SAN FRANCISCO -- Despite the wealth of details released this week, a top federal air safety official said Thursday that it will be months before a final conclusion is reached on the cause of the Asiana Flight 214 crash at San Francisco International Airport.
In her final briefing to reporters before heading back to Washington, D.C., National Transportation Safety Board Chairwoman Deborah Hersman seemed to rule out mechanical error, intensifying the focus on the pilots.
But after a week of remarkably candid press briefings, Hersman made clear investigators still "have a lot of information to review."
She referred to the crash as "a very significant event. There's a lot of interest in it and we want to make sure that we complete this investigation as expeditiously as possible."

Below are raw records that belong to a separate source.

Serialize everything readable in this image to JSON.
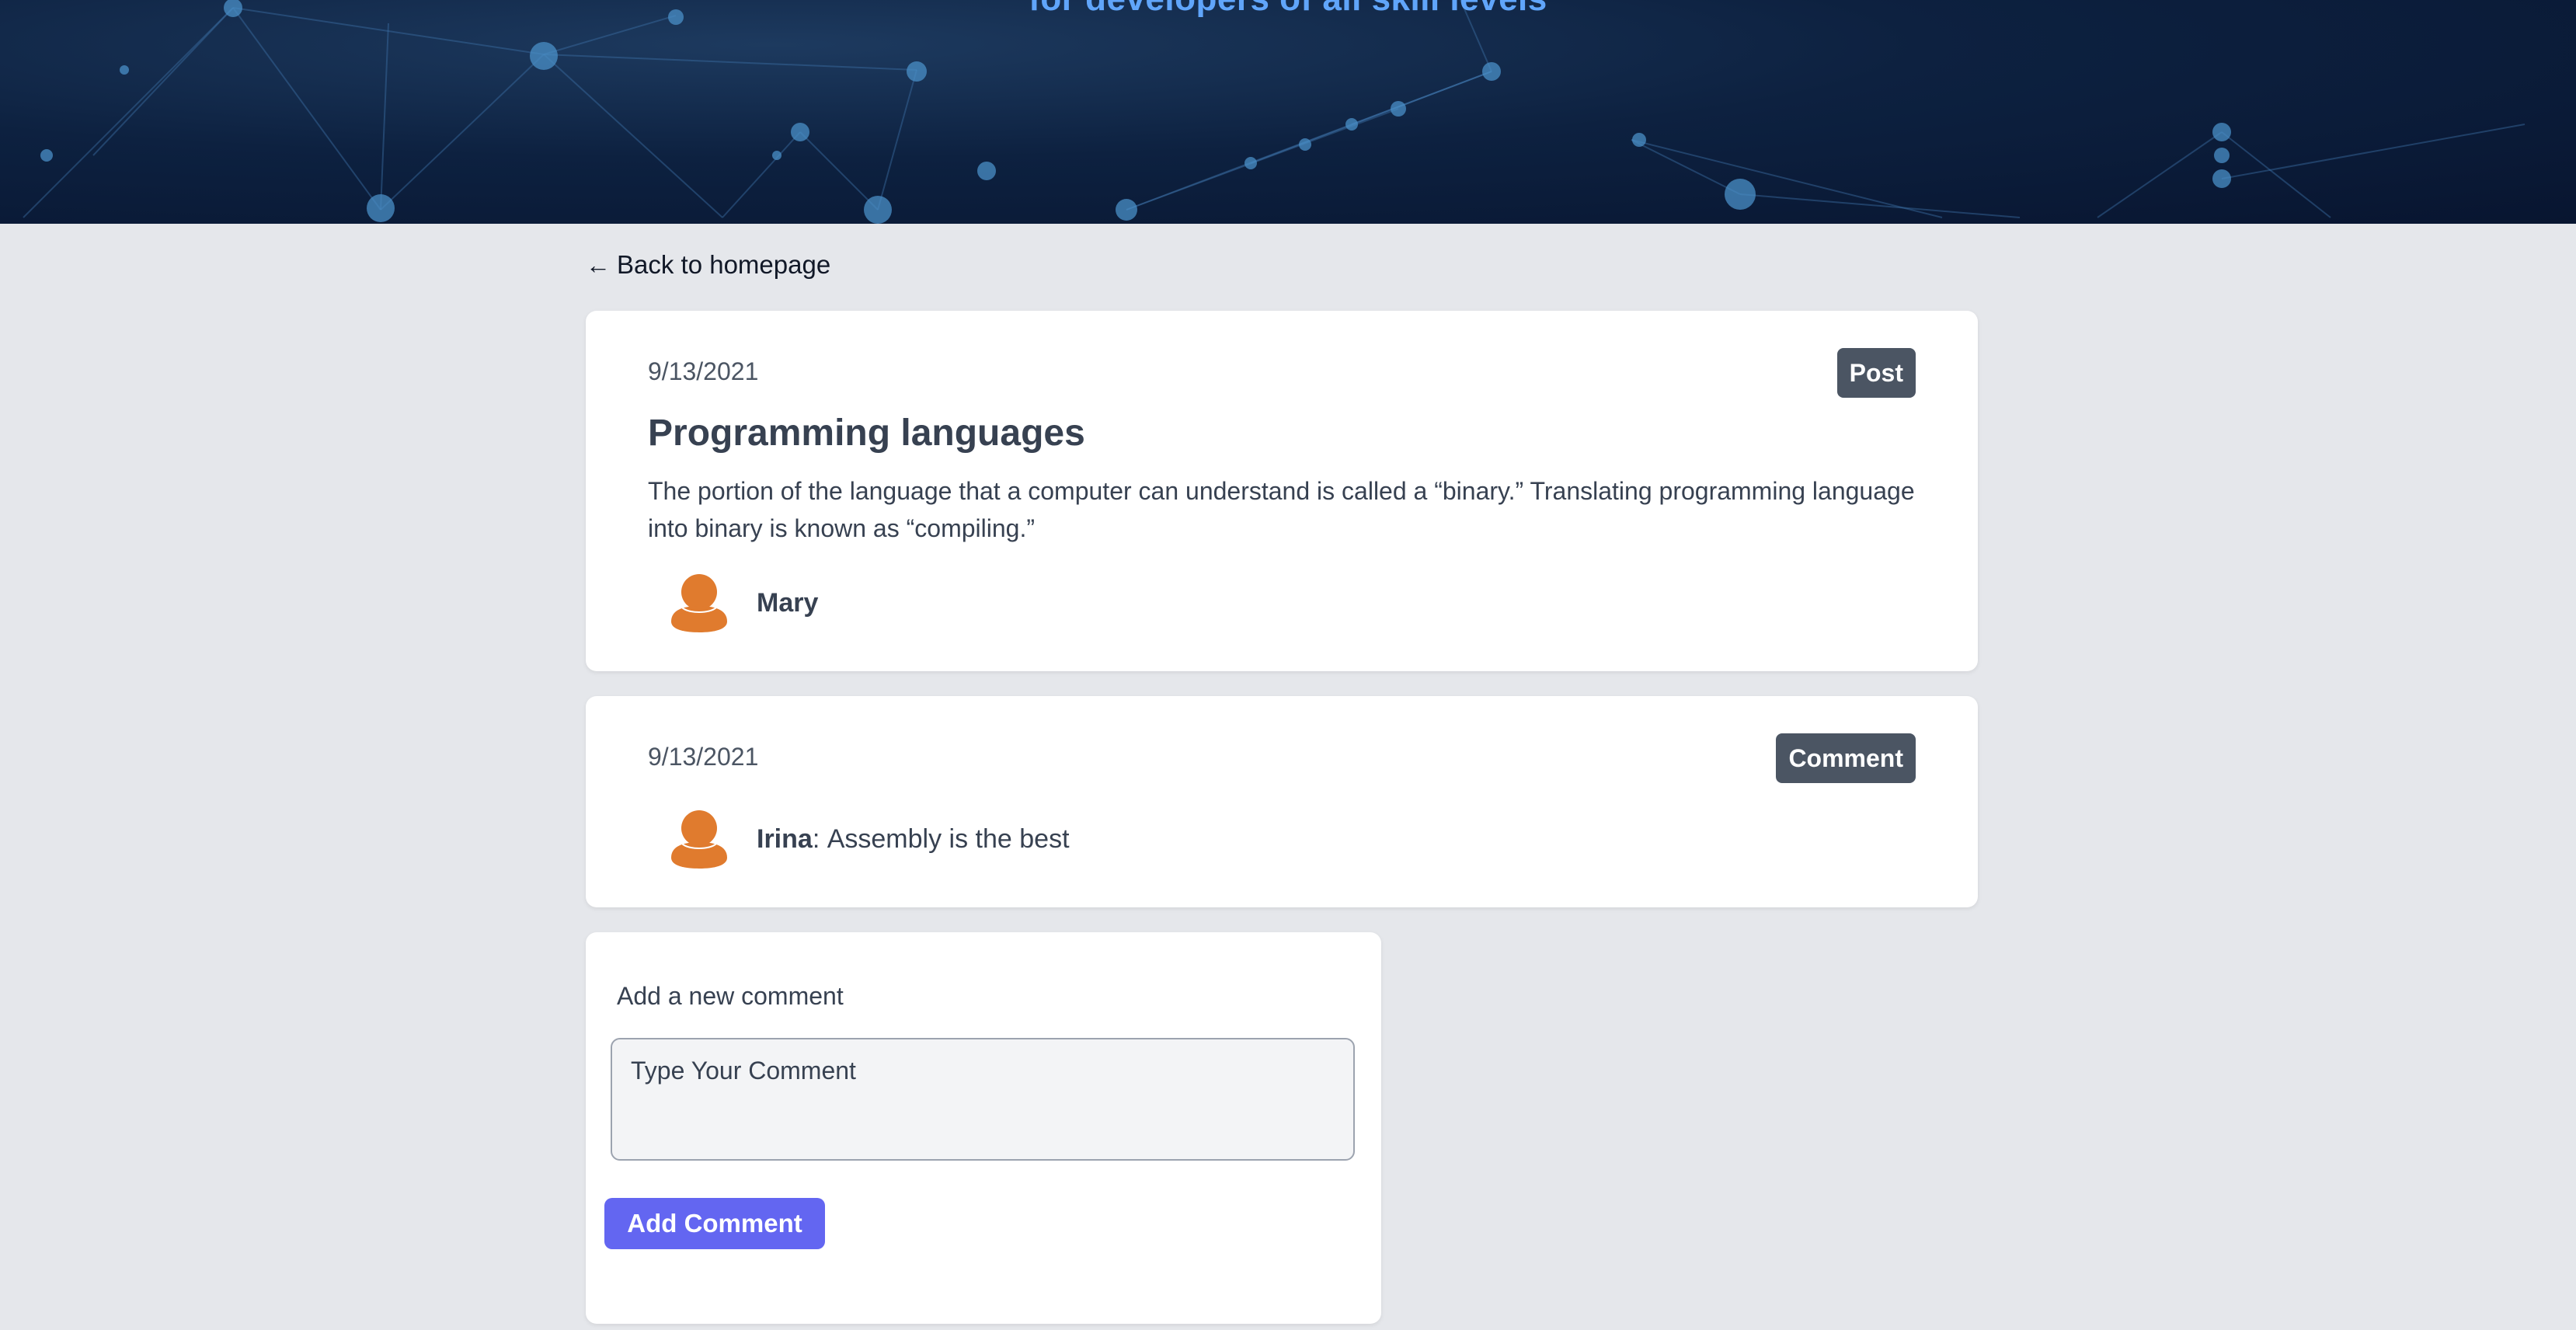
{
  "hero": {
    "tagline": "for developers of all skill levels"
  },
  "nav": {
    "back_label": "Back to homepage",
    "back_icon": "arrow-left-icon"
  },
  "post": {
    "date": "9/13/2021",
    "badge": "Post",
    "title": "Programming languages",
    "body": "The portion of the language that a computer can understand is called a “binary.” Translating programming language into binary is known as “compiling.”",
    "author": "Mary",
    "avatar_icon": "user-avatar-icon"
  },
  "comments": [
    {
      "date": "9/13/2021",
      "badge": "Comment",
      "author": "Irina",
      "separator": ": ",
      "text": "Assembly is the best",
      "avatar_icon": "user-avatar-icon"
    }
  ],
  "new_comment": {
    "title": "Add a new comment",
    "placeholder": "Type Your Comment",
    "value": "",
    "button_label": "Add Comment"
  },
  "colors": {
    "page_background": "#e5e7eb",
    "hero_background": "#0d2140",
    "tagline": "#60a5fa",
    "badge_background": "#4b5563",
    "avatar": "#e07b2e",
    "button": "#6366f1"
  }
}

A typical NTSB investigation takes a year to 18 months to determine what -- or who -- caused the plane to crash. But Hersman hopes to have the investigation finished sooner, although she wouldn't provide a more precise timeline.
Late Thursday, crews were scheduled to begin carving up and removing the carcass of the Boeing 777 from the airport's runway 28 Left. Some pieces of the aircraft, including the emergency evacuation slides that deployed inside the cabin, will be sent back to Washington, while other parts will be stored in a secure hangar in the Bay Area.
Hersman said SFO officials "want that airport open. So I want you to know that they've put pressure on us, but they have not pressured in a way that forced us not to get our job done and we very much appreciate that."
Two 16-year-old girls from China were killed and 182 people were sent to hospitals Saturday morning when the tail of their plane slammed into the runway sea wall while landing at the airport after a more than 10-hour flight from Seoul, South Korea, immediately shutting two of SFO's four runways and triggering a chain reaction that diverted air traffic across California and other parts of the country in the days that followed.
Hersman released new details of the investigation so far:
Cockpit voice recordings captured no discussions about the light "or of the flying pilot seeing the light," Hersman said. "Neither of the other two flight crew members mentioned this light during our interviews." Hersman said the light may have been a reflection of the sun.
SFO officials will wait until the NTSB's investigation is complete before releasing 911 tapes. But Wednesday night the California Highway Patrol released its 911 calls of people reporting the crash and its aftermath.
A woman's voice in the background of one call made by a hiker can be heard saying, "Where the hell's the fire engines?"
Another told dispatchers, "There is a woman out here on the ... runway who is pretty much burned very severely on the head, and we don't know what to do. ... She is severely burned, and she will probably die soon if we don't get any help."
As the dispatcher reassured the woman that ambulances were on the way, the woman reiterated her fears the victim would die, and she didn't know what to do.
"Is there any way we can help in any way?" she asked.
Another caller said she had been on the tarmac for at least 20 minutes and pleaded for medical attention.
"We've been on the ground for 20 minutes to a half-hour," said the woman, who identified herself as Cindy Stone. "We're almost losing a woman here, we're trying to keep her alive."
Staff writers Eric Kurhi and Katie Nelson contributed to this report. Contact Dan Nakaso at 408-271-3648. Follow him at Twitter.com/dannakaso.